TASK GOAL -
Look through the data below and show every line that includes "icon".

********

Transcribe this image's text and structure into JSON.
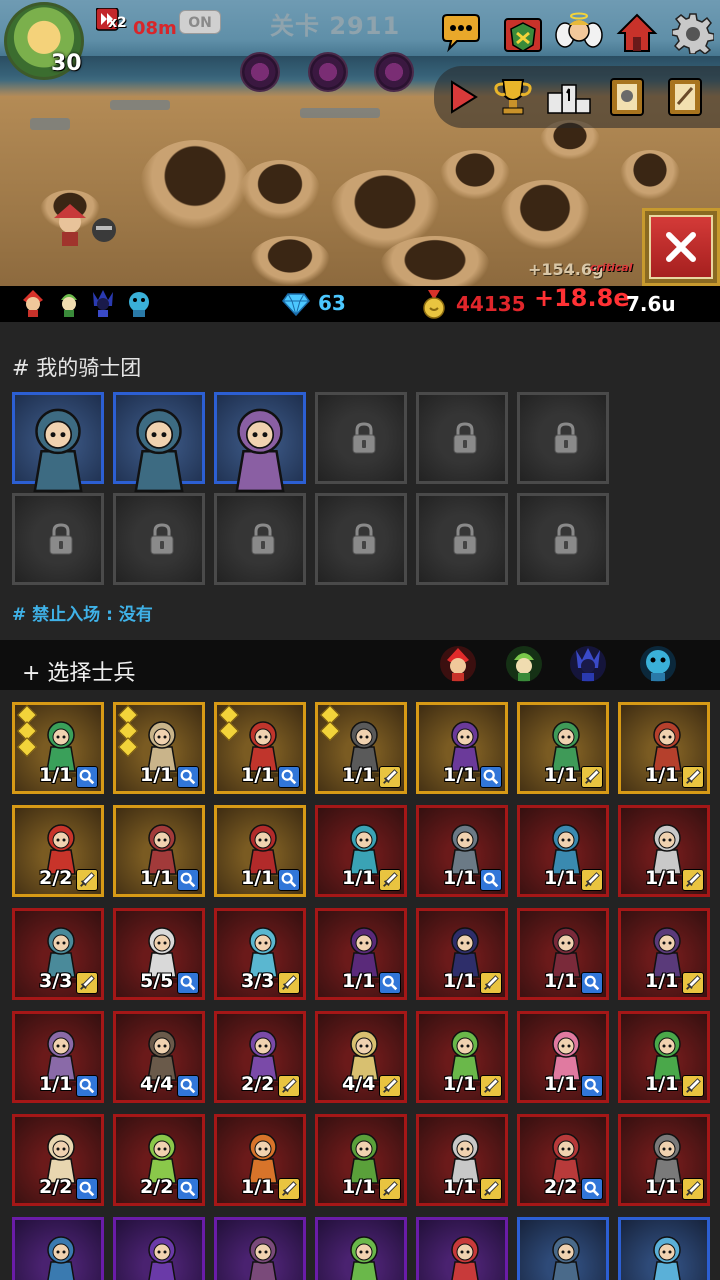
{
  "hud": {
    "player_level": "30",
    "speed_multiplier": "x2",
    "speed_timer": "08m",
    "auto_toggle": "ON",
    "stage_title": "关卡 2911",
    "float_gold": "+154.6g",
    "float_critical": "critical"
  },
  "resources": {
    "gems": "63",
    "gold": "44135",
    "income": "+18.8e",
    "income_rate": "7.6u"
  },
  "knights": {
    "title": "# 我的骑士团",
    "ban_text": "# 禁止入场 : 没有",
    "slots": [
      {
        "state": "filled",
        "color": "#3d6b82"
      },
      {
        "state": "filled",
        "color": "#3d6b82"
      },
      {
        "state": "filled",
        "color": "#8a5fa3"
      },
      {
        "state": "locked"
      },
      {
        "state": "locked"
      },
      {
        "state": "locked"
      },
      {
        "state": "locked"
      },
      {
        "state": "locked"
      },
      {
        "state": "locked"
      },
      {
        "state": "locked"
      },
      {
        "state": "locked"
      },
      {
        "state": "locked"
      }
    ]
  },
  "select": {
    "title": "+ 选择士兵",
    "filters": [
      "fire-filter-icon",
      "nature-filter-icon",
      "dark-filter-icon",
      "water-filter-icon"
    ]
  },
  "units": [
    {
      "count": "1/1",
      "frame": "gold",
      "stars": 3,
      "badge": "magnify",
      "color": "#3aa05a"
    },
    {
      "count": "1/1",
      "frame": "gold",
      "stars": 3,
      "badge": "magnify",
      "color": "#c9b48a"
    },
    {
      "count": "1/1",
      "frame": "gold",
      "stars": 2,
      "badge": "magnify",
      "color": "#c0352c"
    },
    {
      "count": "1/1",
      "frame": "gold",
      "stars": 2,
      "badge": "sword",
      "color": "#5a5a5a"
    },
    {
      "count": "1/1",
      "frame": "gold",
      "stars": 0,
      "badge": "magnify",
      "color": "#6b3a9a"
    },
    {
      "count": "1/1",
      "frame": "gold",
      "stars": 0,
      "badge": "sword",
      "color": "#3f9a58"
    },
    {
      "count": "1/1",
      "frame": "gold",
      "stars": 0,
      "badge": "sword",
      "color": "#b5402c"
    },
    {
      "count": "2/2",
      "frame": "gold",
      "stars": 0,
      "badge": "sword",
      "color": "#c8342a"
    },
    {
      "count": "1/1",
      "frame": "gold",
      "stars": 0,
      "badge": "magnify",
      "color": "#a23a3a"
    },
    {
      "count": "1/1",
      "frame": "gold",
      "stars": 0,
      "badge": "magnify",
      "color": "#b22a2a"
    },
    {
      "count": "1/1",
      "frame": "red",
      "stars": 0,
      "badge": "sword",
      "color": "#3aa3b5"
    },
    {
      "count": "1/1",
      "frame": "red",
      "stars": 0,
      "badge": "magnify",
      "color": "#6b7a86"
    },
    {
      "count": "1/1",
      "frame": "red",
      "stars": 0,
      "badge": "sword",
      "color": "#3a8ab0"
    },
    {
      "count": "1/1",
      "frame": "red",
      "stars": 0,
      "badge": "sword",
      "color": "#c9c9c9"
    },
    {
      "count": "3/3",
      "frame": "red",
      "stars": 0,
      "badge": "sword",
      "color": "#4a8a9a"
    },
    {
      "count": "5/5",
      "frame": "red",
      "stars": 0,
      "badge": "magnify",
      "color": "#d9d9d9"
    },
    {
      "count": "3/3",
      "frame": "red",
      "stars": 0,
      "badge": "sword",
      "color": "#5ab7d0"
    },
    {
      "count": "1/1",
      "frame": "red",
      "stars": 0,
      "badge": "magnify",
      "color": "#5a2a7a"
    },
    {
      "count": "1/1",
      "frame": "red",
      "stars": 0,
      "badge": "sword",
      "color": "#2e2e6a"
    },
    {
      "count": "1/1",
      "frame": "red",
      "stars": 0,
      "badge": "magnify",
      "color": "#7a2a3a"
    },
    {
      "count": "1/1",
      "frame": "red",
      "stars": 0,
      "badge": "sword",
      "color": "#5a3a7a"
    },
    {
      "count": "1/1",
      "frame": "red",
      "stars": 0,
      "badge": "magnify",
      "color": "#8a6aa8"
    },
    {
      "count": "4/4",
      "frame": "red",
      "stars": 0,
      "badge": "magnify",
      "color": "#6a5a4a"
    },
    {
      "count": "2/2",
      "frame": "red",
      "stars": 0,
      "badge": "sword",
      "color": "#7a4aa8"
    },
    {
      "count": "4/4",
      "frame": "red",
      "stars": 0,
      "badge": "sword",
      "color": "#d8c070"
    },
    {
      "count": "1/1",
      "frame": "red",
      "stars": 0,
      "badge": "sword",
      "color": "#6ab84a"
    },
    {
      "count": "1/1",
      "frame": "red",
      "stars": 0,
      "badge": "magnify",
      "color": "#e07aa0"
    },
    {
      "count": "1/1",
      "frame": "red",
      "stars": 0,
      "badge": "sword",
      "color": "#4aa84a"
    },
    {
      "count": "2/2",
      "frame": "red",
      "stars": 0,
      "badge": "magnify",
      "color": "#e8d6b0"
    },
    {
      "count": "2/2",
      "frame": "red",
      "stars": 0,
      "badge": "magnify",
      "color": "#8ac84a"
    },
    {
      "count": "1/1",
      "frame": "red",
      "stars": 0,
      "badge": "sword",
      "color": "#d8742a"
    },
    {
      "count": "1/1",
      "frame": "red",
      "stars": 0,
      "badge": "sword",
      "color": "#5aa03a"
    },
    {
      "count": "1/1",
      "frame": "red",
      "stars": 0,
      "badge": "sword",
      "color": "#c8c8c8"
    },
    {
      "count": "2/2",
      "frame": "red",
      "stars": 0,
      "badge": "magnify",
      "color": "#b83a3a"
    },
    {
      "count": "1/1",
      "frame": "red",
      "stars": 0,
      "badge": "sword",
      "color": "#7a7a7a"
    },
    {
      "count": "",
      "frame": "purple",
      "stars": 0,
      "badge": "",
      "color": "#3a7ab0"
    },
    {
      "count": "",
      "frame": "purple",
      "stars": 0,
      "badge": "",
      "color": "#6a3aa8"
    },
    {
      "count": "",
      "frame": "purple",
      "stars": 0,
      "badge": "",
      "color": "#7a4a7a"
    },
    {
      "count": "",
      "frame": "purple",
      "stars": 0,
      "badge": "",
      "color": "#6ab84a"
    },
    {
      "count": "",
      "frame": "purple",
      "stars": 0,
      "badge": "",
      "color": "#c83a3a"
    },
    {
      "count": "",
      "frame": "blue",
      "stars": 0,
      "badge": "",
      "color": "#4a6a8a"
    },
    {
      "count": "",
      "frame": "blue",
      "stars": 0,
      "badge": "",
      "color": "#5ab0d8"
    }
  ]
}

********

FINISHED TASK -
      "fire-filter-icon",
      "nature-filter-icon",
      "dark-filter-icon",
      "water-filter-icon"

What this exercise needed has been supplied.